Manufacturing output levels across the eurozone reached a six-month high during January, a sign that a slide into recession may be avoided.
The output index, Markit’s purchasing managers index (PMI) that measures the level of growth across 4,500 companies in the eurozone, has now risen for three successive months, levelling out at 50.0.
Despite a poor final quarter in 2011, this figure means that there has been no change in manufacturing output levels during January, signalling that the sector has stabilised.
This suggests that the rate of contraction may have peaked back in October 2011. Led by a resurgent manufacturing sector in Germany, which saw its largest increase for seven months, output continued to fall across the rest of the region as a whole but was the smallest contraction for four months.
Incoming new business continued to fall, although the rates of decline eased to a six-month low in manufacturing. Goods producers also reported the smallest drop in new export orders for six months.
With inflows of new orders continuing to deteriorate, backlogs of work fell across the region for the seventh successive month. The overall fall was the smallest for four months, but nonetheless sufficient to lead firms to cut employment for the first time since April 2010. The decline in jobs was driven by services, as manufacturing headcounts rose slightly on average.
Manufacturers raised the price of their goods, which reflected the need to pass on higher input costs as the price of raw materials continued to rise.
The forward-looking orders-to-inventory ratio remained low compared with the survey’s long-run average, but rose in January to hit a seven-month high.
Commenting on the flash PMI data, Chris Williamson, chief economist at Markit said: “The Eurozone economy appears to have stabilised in January, showing a marginal increase after a 0.5-0.6% contraction in gross domestic product in the final quarter of last year.”
Mr Williamson added: “However, we remain cautious about the improvement. Inflows of new business continued to fall, meaning the marginal increase in output seen in January was the result of firms eating into their backlogs of orders.”

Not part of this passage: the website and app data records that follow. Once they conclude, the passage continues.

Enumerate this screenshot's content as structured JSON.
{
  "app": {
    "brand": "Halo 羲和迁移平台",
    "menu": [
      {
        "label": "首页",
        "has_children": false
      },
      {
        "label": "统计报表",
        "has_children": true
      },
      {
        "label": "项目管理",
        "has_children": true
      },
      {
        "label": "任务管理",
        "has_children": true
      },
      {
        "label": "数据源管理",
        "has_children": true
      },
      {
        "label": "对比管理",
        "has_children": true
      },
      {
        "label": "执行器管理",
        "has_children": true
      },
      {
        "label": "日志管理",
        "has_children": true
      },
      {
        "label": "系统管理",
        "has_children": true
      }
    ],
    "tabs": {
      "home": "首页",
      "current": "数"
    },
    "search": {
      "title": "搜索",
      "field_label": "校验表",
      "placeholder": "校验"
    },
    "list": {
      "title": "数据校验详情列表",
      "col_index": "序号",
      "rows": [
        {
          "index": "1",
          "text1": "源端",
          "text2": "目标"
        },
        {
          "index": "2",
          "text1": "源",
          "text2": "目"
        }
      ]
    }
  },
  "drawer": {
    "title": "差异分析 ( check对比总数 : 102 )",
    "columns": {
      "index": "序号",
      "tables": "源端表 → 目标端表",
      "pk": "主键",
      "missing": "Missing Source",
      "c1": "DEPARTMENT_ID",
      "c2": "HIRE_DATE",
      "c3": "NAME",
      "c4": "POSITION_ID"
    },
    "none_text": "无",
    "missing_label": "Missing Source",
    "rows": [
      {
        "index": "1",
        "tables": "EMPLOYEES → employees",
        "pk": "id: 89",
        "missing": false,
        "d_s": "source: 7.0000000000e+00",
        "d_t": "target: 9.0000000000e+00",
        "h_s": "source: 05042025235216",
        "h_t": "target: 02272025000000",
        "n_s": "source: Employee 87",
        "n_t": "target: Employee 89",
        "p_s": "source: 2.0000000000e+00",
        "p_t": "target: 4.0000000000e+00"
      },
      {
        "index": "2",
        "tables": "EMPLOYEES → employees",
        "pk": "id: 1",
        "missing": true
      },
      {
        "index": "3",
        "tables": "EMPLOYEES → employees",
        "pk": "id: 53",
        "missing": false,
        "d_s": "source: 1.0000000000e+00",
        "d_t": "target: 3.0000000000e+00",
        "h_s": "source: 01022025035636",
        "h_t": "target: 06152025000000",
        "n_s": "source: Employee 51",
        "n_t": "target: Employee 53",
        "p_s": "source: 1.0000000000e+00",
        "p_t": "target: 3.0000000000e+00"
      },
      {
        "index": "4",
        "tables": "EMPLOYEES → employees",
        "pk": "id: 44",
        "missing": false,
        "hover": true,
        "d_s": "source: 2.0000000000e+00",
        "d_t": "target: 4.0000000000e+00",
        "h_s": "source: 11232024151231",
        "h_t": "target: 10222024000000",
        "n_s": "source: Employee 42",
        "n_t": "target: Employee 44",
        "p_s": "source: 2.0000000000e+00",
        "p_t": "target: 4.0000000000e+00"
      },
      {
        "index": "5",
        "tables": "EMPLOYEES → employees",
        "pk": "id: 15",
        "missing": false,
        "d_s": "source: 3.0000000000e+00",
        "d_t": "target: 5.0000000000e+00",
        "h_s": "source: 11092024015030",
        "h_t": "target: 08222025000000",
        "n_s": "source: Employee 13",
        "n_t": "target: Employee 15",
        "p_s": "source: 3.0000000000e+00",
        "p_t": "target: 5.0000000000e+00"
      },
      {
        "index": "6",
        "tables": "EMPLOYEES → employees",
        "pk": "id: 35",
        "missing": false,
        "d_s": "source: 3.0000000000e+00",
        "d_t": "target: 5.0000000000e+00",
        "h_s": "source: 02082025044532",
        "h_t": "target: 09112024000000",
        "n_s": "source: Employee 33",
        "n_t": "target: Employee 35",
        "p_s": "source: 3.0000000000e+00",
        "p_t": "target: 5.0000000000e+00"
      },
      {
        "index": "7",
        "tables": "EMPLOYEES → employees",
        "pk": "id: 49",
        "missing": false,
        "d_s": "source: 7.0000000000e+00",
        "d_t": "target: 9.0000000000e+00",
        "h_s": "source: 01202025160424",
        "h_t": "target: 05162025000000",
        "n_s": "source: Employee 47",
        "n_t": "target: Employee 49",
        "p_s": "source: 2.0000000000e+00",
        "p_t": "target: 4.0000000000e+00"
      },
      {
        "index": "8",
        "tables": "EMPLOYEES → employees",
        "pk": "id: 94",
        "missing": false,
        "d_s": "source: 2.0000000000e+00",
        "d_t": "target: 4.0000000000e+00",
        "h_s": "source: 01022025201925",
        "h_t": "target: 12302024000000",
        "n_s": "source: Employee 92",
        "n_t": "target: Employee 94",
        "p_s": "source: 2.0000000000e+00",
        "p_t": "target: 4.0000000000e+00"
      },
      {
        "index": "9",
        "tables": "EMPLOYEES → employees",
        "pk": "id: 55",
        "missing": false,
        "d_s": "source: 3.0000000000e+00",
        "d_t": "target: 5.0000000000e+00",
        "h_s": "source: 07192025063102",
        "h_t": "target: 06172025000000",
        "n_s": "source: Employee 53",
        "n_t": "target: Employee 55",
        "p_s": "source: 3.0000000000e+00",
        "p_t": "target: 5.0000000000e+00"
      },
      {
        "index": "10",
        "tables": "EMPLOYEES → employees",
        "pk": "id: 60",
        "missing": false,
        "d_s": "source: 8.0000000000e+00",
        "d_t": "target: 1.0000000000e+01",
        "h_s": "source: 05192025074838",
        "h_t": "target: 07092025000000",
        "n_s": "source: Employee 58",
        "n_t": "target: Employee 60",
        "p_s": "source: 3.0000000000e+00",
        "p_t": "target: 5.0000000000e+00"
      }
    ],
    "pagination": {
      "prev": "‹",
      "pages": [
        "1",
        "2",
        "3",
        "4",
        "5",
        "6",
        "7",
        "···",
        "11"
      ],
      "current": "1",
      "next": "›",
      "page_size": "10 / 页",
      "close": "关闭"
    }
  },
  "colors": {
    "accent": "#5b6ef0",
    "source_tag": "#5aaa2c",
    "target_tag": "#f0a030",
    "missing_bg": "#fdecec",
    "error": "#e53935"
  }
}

Williamson concluded that companies have entered a challenging-looking 2012 with a focus on cutting costs and boosting productivity.